In the same way, the choices we make when we pose for a yoga photo communicate how we feel that day with the rest of the world, whether it’s: “Look at me posing in my bikini, I want attention,” or “I’m in the most beautiful country, having the most amazing experience with the nicest people and I want to capture this moment and share it with the world.”
To me yoga isn’t about being naked or overly sexualised, or covering myself up. Nor is it about finding the most perfect alignment or being the most spiritual and perfect person. It’s about being authentic and having the freedom and self-expression to share my truth with the world.
Now, you’re never going to find me posting yoga pictures in dresses or heels because if I can’t move or walk in something, I want it completely away from my body. Neither am I going to post a thousand naked yoga pictures because some days I do feel insecure, shy and insular about my body. However, what I strive to be along with my flaws, insecurities and edges is myself and I aim to use my practice as way to help and guide me. When I feel insular and need connecting I meditate, when I feel expressive and energetic, I move and when I feel anxious I just sit and breathe.
In a world where we’re constantly judged and criticised, one of the most challenging things to be is yourself.
I’ve often been judged, dictated to or criticised—about the clothes I wear, the words I write, the choices I make, and even the styles and vehicles I choose to express my yoga practice. And yes, some of these criticisms can often make me feel lost, angry, sad and unsure of myself. Regardless of what people say though, the only person who can truly define me is myself. We can’t choose other people’s thoughts and the words that they say, but we always have a choice as to how we respond and what we do with it.

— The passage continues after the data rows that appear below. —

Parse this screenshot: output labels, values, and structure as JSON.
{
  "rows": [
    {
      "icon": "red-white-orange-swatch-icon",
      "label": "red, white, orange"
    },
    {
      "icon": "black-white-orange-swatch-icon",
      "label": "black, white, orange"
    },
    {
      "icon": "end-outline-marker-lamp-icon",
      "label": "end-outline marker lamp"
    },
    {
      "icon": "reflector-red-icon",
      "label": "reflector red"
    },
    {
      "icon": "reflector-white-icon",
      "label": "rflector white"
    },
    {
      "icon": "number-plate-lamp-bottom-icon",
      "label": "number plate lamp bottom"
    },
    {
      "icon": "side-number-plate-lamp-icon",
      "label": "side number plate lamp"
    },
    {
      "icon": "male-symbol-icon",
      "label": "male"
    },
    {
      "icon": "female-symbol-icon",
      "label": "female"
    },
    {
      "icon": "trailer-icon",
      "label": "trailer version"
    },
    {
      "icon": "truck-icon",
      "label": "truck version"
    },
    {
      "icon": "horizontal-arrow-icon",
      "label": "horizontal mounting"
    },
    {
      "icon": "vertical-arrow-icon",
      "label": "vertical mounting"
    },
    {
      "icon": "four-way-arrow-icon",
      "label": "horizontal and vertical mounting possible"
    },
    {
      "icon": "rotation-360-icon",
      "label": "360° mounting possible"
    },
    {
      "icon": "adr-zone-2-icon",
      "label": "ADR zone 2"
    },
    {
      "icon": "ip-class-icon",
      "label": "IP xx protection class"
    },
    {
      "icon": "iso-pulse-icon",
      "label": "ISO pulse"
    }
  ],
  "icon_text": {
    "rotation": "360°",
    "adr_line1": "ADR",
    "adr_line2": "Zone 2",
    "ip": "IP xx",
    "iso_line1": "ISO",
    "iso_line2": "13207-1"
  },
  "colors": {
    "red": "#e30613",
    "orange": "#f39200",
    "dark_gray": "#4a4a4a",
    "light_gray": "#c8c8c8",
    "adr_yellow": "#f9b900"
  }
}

To me, integrity is about getting naked with yourself and having the courage to mentally and emotionally explore who you are. It’s about having the patience to feel rather than think, the confidence to try rather than ask and the self-acceptance to just be rather than waiting to be granted with approval, acceptance or a permission slip from someone who may not understand.
The biggest gift we can give both to ourselves and others is to just be us through creativity, freedom and our own self-expression.
Author: Rebecca Hannah
Editor: Catherine Monkman
Image: We Are Social/Flickr